cover image FRIED CHICKEN: An American Story

FRIED CHICKEN: An American Story

John T. Edge, . . Putnam, $18.95 (192pp) ISBN 978-0-399-15183-5

Why did the chicken cross the continent? To get to the buttermilk-bathed, Creole-fried, mojo-marinated recipes, of course. Edge (A Gracious Plenty ) directs Ole Miss's Southern Foodways Alliance, which studies the South's diverse food cultures, and he dishes up a combo plate of cookbook/travelogue, describing stopovers on his poultry pilgrimage across America, tasting and testing. His quest took him from New Orleans to Nashville (the "fiery goodness" of Prince's Hot Chicken Shack) and from L.A. to Buffalo (home of Buffalo wings). He focuses on individual cooks and family-run enterprises, so KFC and other chains get scant space. Instead, chapters close with regional recipes (e.g., Cape May's Onion-Fried Shore Chicken). Fryer facts flow like gravy, along with pop culture references, and there's an outstanding chapter recounting how celebrated Creole-Soul cook Austin Leslie inspired the Emmy-winning CBS series Frank's Place (1987). Edge concludes that the top dishes are found "where the cooks monkey the most with the birds." Throughout, he shares evocative descriptions of people and places, and designer Stephanie Huntwork's attractive gingham graphics and place-mat pages add a down-home feel. This clever, witty little book offers a heaping helping of chicken facts, and the appendix listing 34 "favorite chicken houses" in 14 states is a fitting finale. Agent, David Black. (Oct. 11)

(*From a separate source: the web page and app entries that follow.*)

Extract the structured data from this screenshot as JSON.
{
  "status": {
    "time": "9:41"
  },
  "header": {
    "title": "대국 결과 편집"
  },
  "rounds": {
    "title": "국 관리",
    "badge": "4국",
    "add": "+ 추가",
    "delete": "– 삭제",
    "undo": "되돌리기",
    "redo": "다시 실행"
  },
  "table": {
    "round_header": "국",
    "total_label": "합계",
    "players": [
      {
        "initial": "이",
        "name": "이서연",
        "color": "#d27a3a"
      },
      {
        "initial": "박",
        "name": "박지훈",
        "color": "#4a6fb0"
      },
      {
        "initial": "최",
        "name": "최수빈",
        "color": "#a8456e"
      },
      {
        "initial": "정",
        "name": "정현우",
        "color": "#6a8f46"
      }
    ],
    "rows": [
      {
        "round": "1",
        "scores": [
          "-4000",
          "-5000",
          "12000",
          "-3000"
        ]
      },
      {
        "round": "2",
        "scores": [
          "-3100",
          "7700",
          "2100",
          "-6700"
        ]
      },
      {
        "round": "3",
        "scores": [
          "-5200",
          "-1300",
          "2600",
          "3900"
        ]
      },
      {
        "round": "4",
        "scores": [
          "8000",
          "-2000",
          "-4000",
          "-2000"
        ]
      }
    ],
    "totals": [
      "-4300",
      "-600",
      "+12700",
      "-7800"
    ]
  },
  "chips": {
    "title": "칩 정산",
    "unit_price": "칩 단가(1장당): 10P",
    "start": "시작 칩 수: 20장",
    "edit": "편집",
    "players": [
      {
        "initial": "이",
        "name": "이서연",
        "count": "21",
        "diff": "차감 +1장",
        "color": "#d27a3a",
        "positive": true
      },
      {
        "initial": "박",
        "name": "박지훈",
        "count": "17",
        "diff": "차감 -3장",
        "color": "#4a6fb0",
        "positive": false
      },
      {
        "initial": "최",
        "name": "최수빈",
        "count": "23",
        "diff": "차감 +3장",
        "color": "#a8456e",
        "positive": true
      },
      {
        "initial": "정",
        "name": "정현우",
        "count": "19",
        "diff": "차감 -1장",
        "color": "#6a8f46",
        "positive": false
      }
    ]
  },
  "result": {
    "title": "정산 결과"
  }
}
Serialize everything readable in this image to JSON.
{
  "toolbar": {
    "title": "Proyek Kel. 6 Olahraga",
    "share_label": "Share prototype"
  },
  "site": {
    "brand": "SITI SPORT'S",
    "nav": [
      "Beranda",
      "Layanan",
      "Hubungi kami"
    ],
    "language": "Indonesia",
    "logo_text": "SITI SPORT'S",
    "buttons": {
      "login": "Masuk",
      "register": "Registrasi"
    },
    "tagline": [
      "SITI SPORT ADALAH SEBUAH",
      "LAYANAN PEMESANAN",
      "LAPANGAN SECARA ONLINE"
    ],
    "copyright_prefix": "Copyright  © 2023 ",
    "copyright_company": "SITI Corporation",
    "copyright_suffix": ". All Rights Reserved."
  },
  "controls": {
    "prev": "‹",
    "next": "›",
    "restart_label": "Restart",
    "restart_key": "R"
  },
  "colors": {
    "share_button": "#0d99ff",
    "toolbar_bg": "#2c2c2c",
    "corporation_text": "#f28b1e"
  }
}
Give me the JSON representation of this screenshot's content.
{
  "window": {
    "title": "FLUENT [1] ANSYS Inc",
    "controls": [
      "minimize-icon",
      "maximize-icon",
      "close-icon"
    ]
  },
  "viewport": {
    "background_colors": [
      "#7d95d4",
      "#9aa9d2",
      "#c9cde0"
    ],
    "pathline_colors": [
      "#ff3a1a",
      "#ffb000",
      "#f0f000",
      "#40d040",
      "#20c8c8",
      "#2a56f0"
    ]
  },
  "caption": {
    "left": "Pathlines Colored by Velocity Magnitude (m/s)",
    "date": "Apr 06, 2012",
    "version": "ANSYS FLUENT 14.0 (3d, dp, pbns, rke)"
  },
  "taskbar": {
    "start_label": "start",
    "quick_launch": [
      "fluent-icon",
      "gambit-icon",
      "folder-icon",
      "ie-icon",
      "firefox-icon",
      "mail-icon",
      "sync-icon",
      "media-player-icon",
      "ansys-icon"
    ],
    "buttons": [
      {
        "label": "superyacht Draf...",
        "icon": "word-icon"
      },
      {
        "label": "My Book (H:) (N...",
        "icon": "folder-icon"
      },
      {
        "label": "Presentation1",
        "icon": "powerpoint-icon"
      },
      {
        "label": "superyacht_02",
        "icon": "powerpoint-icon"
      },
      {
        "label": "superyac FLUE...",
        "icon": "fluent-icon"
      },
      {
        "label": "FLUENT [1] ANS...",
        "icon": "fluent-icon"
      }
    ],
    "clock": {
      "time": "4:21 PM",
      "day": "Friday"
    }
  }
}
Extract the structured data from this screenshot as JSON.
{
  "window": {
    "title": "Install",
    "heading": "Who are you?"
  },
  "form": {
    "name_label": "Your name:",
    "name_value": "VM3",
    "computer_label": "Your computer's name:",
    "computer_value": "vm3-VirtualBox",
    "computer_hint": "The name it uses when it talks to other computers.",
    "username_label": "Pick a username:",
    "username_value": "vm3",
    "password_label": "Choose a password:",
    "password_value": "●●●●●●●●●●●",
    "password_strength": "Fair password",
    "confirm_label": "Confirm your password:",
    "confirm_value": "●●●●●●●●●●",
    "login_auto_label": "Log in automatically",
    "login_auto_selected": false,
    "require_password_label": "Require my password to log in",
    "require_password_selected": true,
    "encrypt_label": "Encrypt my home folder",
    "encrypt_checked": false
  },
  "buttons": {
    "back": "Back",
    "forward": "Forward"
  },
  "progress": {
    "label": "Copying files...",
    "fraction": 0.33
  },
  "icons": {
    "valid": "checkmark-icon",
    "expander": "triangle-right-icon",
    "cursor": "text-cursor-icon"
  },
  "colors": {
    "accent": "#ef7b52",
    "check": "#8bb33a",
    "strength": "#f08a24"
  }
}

FYI: Putnam will simultaneously publish Edge's Apple Pie.